It’s hard to believe that I have less than a week left here in Luxembourg. The past few days have been quite busy between filming my presentation, working on my final report, tidying up my code, and fleshing out the documentation but, despite being kept busy, it’s hard not to feel strange about the fact that Summer of HPC is almost over. However, I have been able to make a reasonable amount of progress on my main progress. A number of additional experiments have been run to build on the results described in my last post. Many of these have been examining whether my previous findings are also valid when using CPUs instead of GPUs for training (short answer: they are but everything is quite a bit slower). I’ve also been able add support for another framework, namely MXNet, to my code, although it doesn’t seem to want to run on more than one node at the moment. However, as my final report will be available on this site soon, I thought I would take this opportunity to review what I have learned over the past two months and encourage anyone who wants to read about all the technical details to have a look at that when it’s available.

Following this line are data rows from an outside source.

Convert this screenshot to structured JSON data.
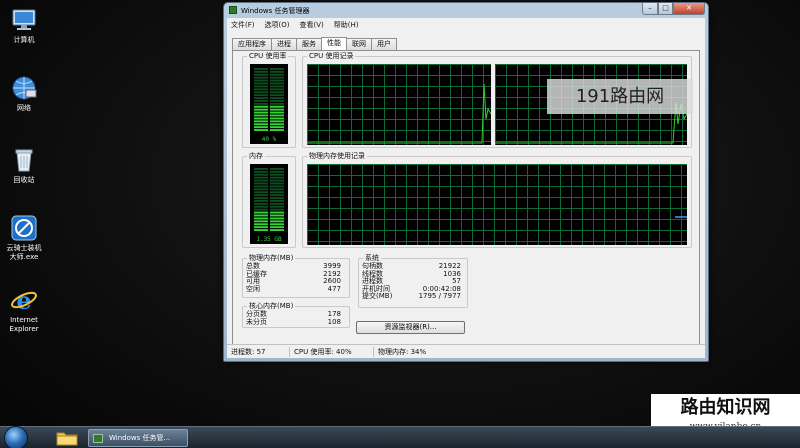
{
  "desktop": {
    "icons": [
      {
        "label": "计算机",
        "icon": "computer-icon"
      },
      {
        "label": "网络",
        "icon": "network-icon"
      },
      {
        "label": "回收站",
        "icon": "recycle-bin-icon"
      },
      {
        "label_line1": "云骑士装机",
        "label_line2": "大师.exe",
        "icon": "app-icon"
      },
      {
        "label_line1": "Internet",
        "label_line2": "Explorer",
        "icon": "ie-icon"
      }
    ]
  },
  "window": {
    "title": "Windows 任务管理器",
    "controls": {
      "minimize": "–",
      "maximize": "□",
      "close": "✕"
    },
    "menu": [
      "文件(F)",
      "选项(O)",
      "查看(V)",
      "帮助(H)"
    ],
    "tabs": [
      "应用程序",
      "进程",
      "服务",
      "性能",
      "联网",
      "用户"
    ],
    "active_tab": "性能",
    "cpu_usage": {
      "title": "CPU 使用率",
      "value": "40 %",
      "level": 0.4
    },
    "cpu_history": {
      "title": "CPU 使用记录"
    },
    "memory": {
      "title": "内存",
      "value": "1.35 GB",
      "level": 0.34
    },
    "memory_history": {
      "title": "物理内存使用记录"
    },
    "physical_memory": {
      "title": "物理内存(MB)",
      "rows": [
        {
          "label": "总数",
          "value": "3999"
        },
        {
          "label": "已缓存",
          "value": "2192"
        },
        {
          "label": "可用",
          "value": "2600"
        },
        {
          "label": "空闲",
          "value": "477"
        }
      ]
    },
    "kernel_memory": {
      "title": "核心内存(MB)",
      "rows": [
        {
          "label": "分页数",
          "value": "178"
        },
        {
          "label": "未分页",
          "value": "108"
        }
      ]
    },
    "system": {
      "title": "系统",
      "rows": [
        {
          "label": "句柄数",
          "value": "21922"
        },
        {
          "label": "线程数",
          "value": "1036"
        },
        {
          "label": "进程数",
          "value": "57"
        },
        {
          "label": "开机时间",
          "value": "0:00:42:08"
        },
        {
          "label": "提交(MB)",
          "value": "1795 / 7977"
        }
      ]
    },
    "resource_monitor_button": "资源监视器(R)...",
    "status": {
      "processes": "进程数: 57",
      "cpu": "CPU 使用率: 40%",
      "memory": "物理内存: 34%"
    }
  },
  "taskbar": {
    "active_app": "Windows 任务管..."
  },
  "watermarks": {
    "top": "191路由网",
    "bottom_main": "路由知识网",
    "bottom_url": "www.yilanbo.cn"
  },
  "colors": {
    "graph_line": "#2fd12f",
    "grid": "#0c6a36",
    "meter_on": "#33d433",
    "meter_off": "#0d4d1f"
  }
}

Over the course of the last two months I that I have gained a relatively large amount of experience in deep learning. This is an area which I had a small amount of prior knowledge of, but I feel that the chance to spend a summer working on one substantial project and apply my knowledge on a machine that was far more powerful than a standard laptop was extremely beneficial in allowing me to become more experienced in what is becoming a very important topic. I also feel that I am becoming more proficient with the most common software packages used in this area. Indeed, the fact that my project was based around comparing different frameworks means that I now have at least some experience in a lot of the libraries used in the field. This might be helpful, given that machine learning will probably feature quite a bit in the master’s program I’m starting in less than two weeks.

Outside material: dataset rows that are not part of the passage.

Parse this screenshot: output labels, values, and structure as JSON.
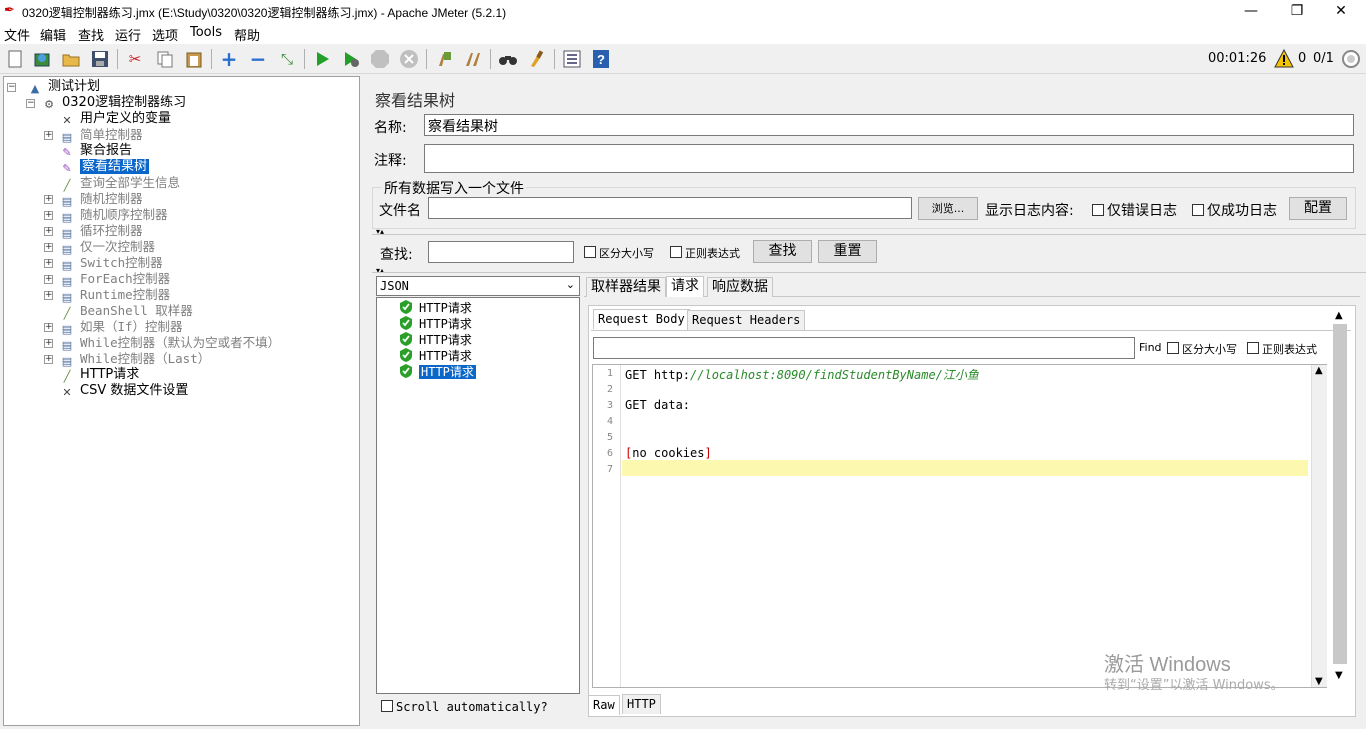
{
  "window": {
    "title": "0320逻辑控制器练习.jmx (E:\\Study\\0320\\0320逻辑控制器练习.jmx) - Apache JMeter (5.2.1)",
    "minimize": "—",
    "restore": "❐",
    "close": "✕"
  },
  "menu": [
    "文件",
    "编辑",
    "查找",
    "运行",
    "选项",
    "Tools",
    "帮助"
  ],
  "toolbar": {
    "icons": [
      "new-icon",
      "templates-icon",
      "open-icon",
      "save-icon",
      "cut-icon",
      "copy-icon",
      "paste-icon",
      "expand-icon",
      "collapse-icon",
      "toggle-icon",
      "start-icon",
      "start-no-pause-icon",
      "stop-icon",
      "shutdown-icon",
      "clear-icon",
      "clear-all-icon",
      "search-icon",
      "reset-search-icon",
      "function-helper-icon",
      "help-icon"
    ],
    "timer": "00:01:26",
    "warning_count": "0",
    "threads": "0/1"
  },
  "tree": [
    {
      "label": "测试计划",
      "level": 0,
      "icon": "test-plan-icon",
      "expandable": true,
      "disabled": false,
      "selected": false
    },
    {
      "label": "0320逻辑控制器练习",
      "level": 1,
      "icon": "thread-group-icon",
      "expandable": true,
      "disabled": false,
      "selected": false
    },
    {
      "label": "用户定义的变量",
      "level": 2,
      "icon": "config-icon",
      "expandable": false,
      "disabled": false,
      "selected": false
    },
    {
      "label": "简单控制器",
      "level": 2,
      "icon": "controller-icon",
      "expandable": true,
      "disabled": true,
      "selected": false
    },
    {
      "label": "聚合报告",
      "level": 2,
      "icon": "listener-icon",
      "expandable": false,
      "disabled": false,
      "selected": false
    },
    {
      "label": "察看结果树",
      "level": 2,
      "icon": "listener-icon",
      "expandable": false,
      "disabled": false,
      "selected": true
    },
    {
      "label": "查询全部学生信息",
      "level": 2,
      "icon": "sampler-icon",
      "expandable": false,
      "disabled": true,
      "selected": false
    },
    {
      "label": "随机控制器",
      "level": 2,
      "icon": "controller-icon",
      "expandable": true,
      "disabled": true,
      "selected": false
    },
    {
      "label": "随机顺序控制器",
      "level": 2,
      "icon": "controller-icon",
      "expandable": true,
      "disabled": true,
      "selected": false
    },
    {
      "label": "循环控制器",
      "level": 2,
      "icon": "controller-icon",
      "expandable": true,
      "disabled": true,
      "selected": false
    },
    {
      "label": "仅一次控制器",
      "level": 2,
      "icon": "controller-icon",
      "expandable": true,
      "disabled": true,
      "selected": false
    },
    {
      "label": "Switch控制器",
      "level": 2,
      "icon": "controller-icon",
      "expandable": true,
      "disabled": true,
      "selected": false
    },
    {
      "label": "ForEach控制器",
      "level": 2,
      "icon": "controller-icon",
      "expandable": true,
      "disabled": true,
      "selected": false
    },
    {
      "label": "Runtime控制器",
      "level": 2,
      "icon": "controller-icon",
      "expandable": true,
      "disabled": true,
      "selected": false
    },
    {
      "label": "BeanShell 取样器",
      "level": 2,
      "icon": "sampler-icon",
      "expandable": false,
      "disabled": true,
      "selected": false
    },
    {
      "label": "如果（If）控制器",
      "level": 2,
      "icon": "controller-icon",
      "expandable": true,
      "disabled": true,
      "selected": false
    },
    {
      "label": "While控制器（默认为空或者不填）",
      "level": 2,
      "icon": "controller-icon",
      "expandable": true,
      "disabled": true,
      "selected": false
    },
    {
      "label": "While控制器（Last）",
      "level": 2,
      "icon": "controller-icon",
      "expandable": true,
      "disabled": true,
      "selected": false
    },
    {
      "label": "HTTP请求",
      "level": 2,
      "icon": "sampler-icon",
      "expandable": false,
      "disabled": false,
      "selected": false
    },
    {
      "label": "CSV 数据文件设置",
      "level": 2,
      "icon": "config-icon",
      "expandable": false,
      "disabled": false,
      "selected": false
    }
  ],
  "panel": {
    "title": "察看结果树",
    "name_label": "名称:",
    "name_value": "察看结果树",
    "comment_label": "注释:",
    "comment_value": "",
    "file_group_title": "所有数据写入一个文件",
    "file_label": "文件名",
    "file_value": "",
    "browse": "浏览...",
    "log_content_label": "显示日志内容:",
    "errors_only": "仅错误日志",
    "success_only": "仅成功日志",
    "configure": "配置",
    "search_label": "查找:",
    "search_value": "",
    "case_sensitive": "区分大小写",
    "regex": "正则表达式",
    "search_button": "查找",
    "reset_button": "重置"
  },
  "results": {
    "renderer": "JSON",
    "items": [
      "HTTP请求",
      "HTTP请求",
      "HTTP请求",
      "HTTP请求",
      "HTTP请求"
    ],
    "selected_index": 4,
    "scroll_auto": "Scroll automatically?"
  },
  "detail": {
    "tabs": [
      "取样器结果",
      "请求",
      "响应数据"
    ],
    "active_tab": "请求",
    "subtabs": [
      "Request Body",
      "Request Headers"
    ],
    "find_label": "Find",
    "find_case": "区分大小写",
    "find_regex": "正则表达式",
    "lines": [
      {
        "n": "1",
        "prefix": "GET http:",
        "url": "//localhost:8090/findStudentByName/江小鱼"
      },
      {
        "n": "2",
        "text": ""
      },
      {
        "n": "3",
        "text": "GET data:"
      },
      {
        "n": "4",
        "text": ""
      },
      {
        "n": "5",
        "text": ""
      },
      {
        "n": "6",
        "text": "[no cookies]"
      },
      {
        "n": "7",
        "text": ""
      }
    ],
    "bottom_tabs": [
      "Raw",
      "HTTP"
    ]
  },
  "watermark": {
    "line1": "激活 Windows",
    "line2": "转到“设置”以激活 Windows。"
  }
}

I also feel that I learned a lot about HPC in general this summer. While the training week in Bologna now seems like a long time ago, the tutorials in MPI and OpenMP, among other topics, were very interesting and informative and I plan to keep practicing and build on my knowledge of this material for any future HPC related projects I may undertake. Working on my project has also helped me to become familiar with the SLURM scheduler and generally get used to thinking about how simple pieces of code have to be adapted to work on a large scale. It’s also quite hard to spend two months developing code on a cluster without picking up a few new Linux and vim keyboard shortcuts. Overall, I feel that my knowledge of HPC has improved substantially this summer and I look forward to any opportunities that may arise to use what I have learned in the future.
Over the past eight weeks, I have had a number of opportunities to explore Luxembourg city, which is a very pleasant place to wander around, with many events happening over the summer. I also had the chance to go on two daytrips to neighbouring countries. The first was to Trier, the oldest city in Germany, birthplace of Karl Marx and home to an impressive amount of Roman ruins for somewhere this far North. The second was to Metz in France, another extremely old town with an extremely large cathedral as well as an impressive modern art gallery. Both trips were very enjoyable and, in general, I felt that this summer was a great opportunity to spend some time in an area which is not exactly a standard tourist destination.

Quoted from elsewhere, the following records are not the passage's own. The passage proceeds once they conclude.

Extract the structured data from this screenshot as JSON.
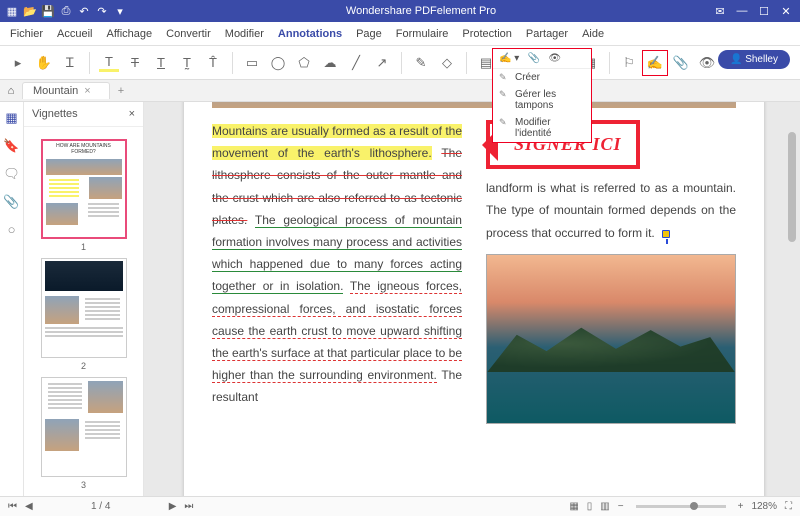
{
  "app": {
    "title": "Wondershare PDFelement Pro",
    "user": "Shelley"
  },
  "menus": [
    "Fichier",
    "Accueil",
    "Affichage",
    "Convertir",
    "Modifier",
    "Annotations",
    "Page",
    "Formulaire",
    "Protection",
    "Partager",
    "Aide"
  ],
  "active_menu": 5,
  "tab": {
    "name": "Mountain"
  },
  "panel": {
    "title": "Vignettes"
  },
  "thumbs": [
    {
      "num": "1",
      "title": "HOW ARE MOUNTAINS FORMED?",
      "selected": true
    },
    {
      "num": "2",
      "title": "",
      "selected": false
    },
    {
      "num": "3",
      "title": "",
      "selected": false
    }
  ],
  "dropdown": {
    "items": [
      "Créer",
      "Gérer les tampons",
      "Modifier l'identité"
    ]
  },
  "doc": {
    "stamp": "SIGNER ICI",
    "para1_hl": "Mountains are usually formed as a result of the movement of the earth's lithosphere.",
    "para1_strike": "The lithosphere consists of the outer mantle and the crust which are also referred to as tectonic plates.",
    "para1_undg": "The geological process of mountain formation involves many process and activities which happened due to many forces acting together or in isolation.",
    "para1_undr": "The igneous forces, compressional forces, and isostatic forces cause the earth crust to move upward shifting the earth's surface at that particular place to be higher than the surrounding environment.",
    "para1_tail": "The resultant",
    "para2": "landform is what is referred to as a mountain. The type of mountain formed depends on the process that occurred to form it."
  },
  "status": {
    "page": "1",
    "total": "4",
    "zoom": "128%"
  }
}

In our last full weekend in the country, Matteo and I spent the in Echternach, near the border with Germany waking part of the Mullerthal trail, Luxembourg’s main hiking route. We only managed to do a small section of the trail, which is over 100km long in total, but it was still a very good way to relax and enjoy the good weather after a busy week sorting out some of the final details of our projects.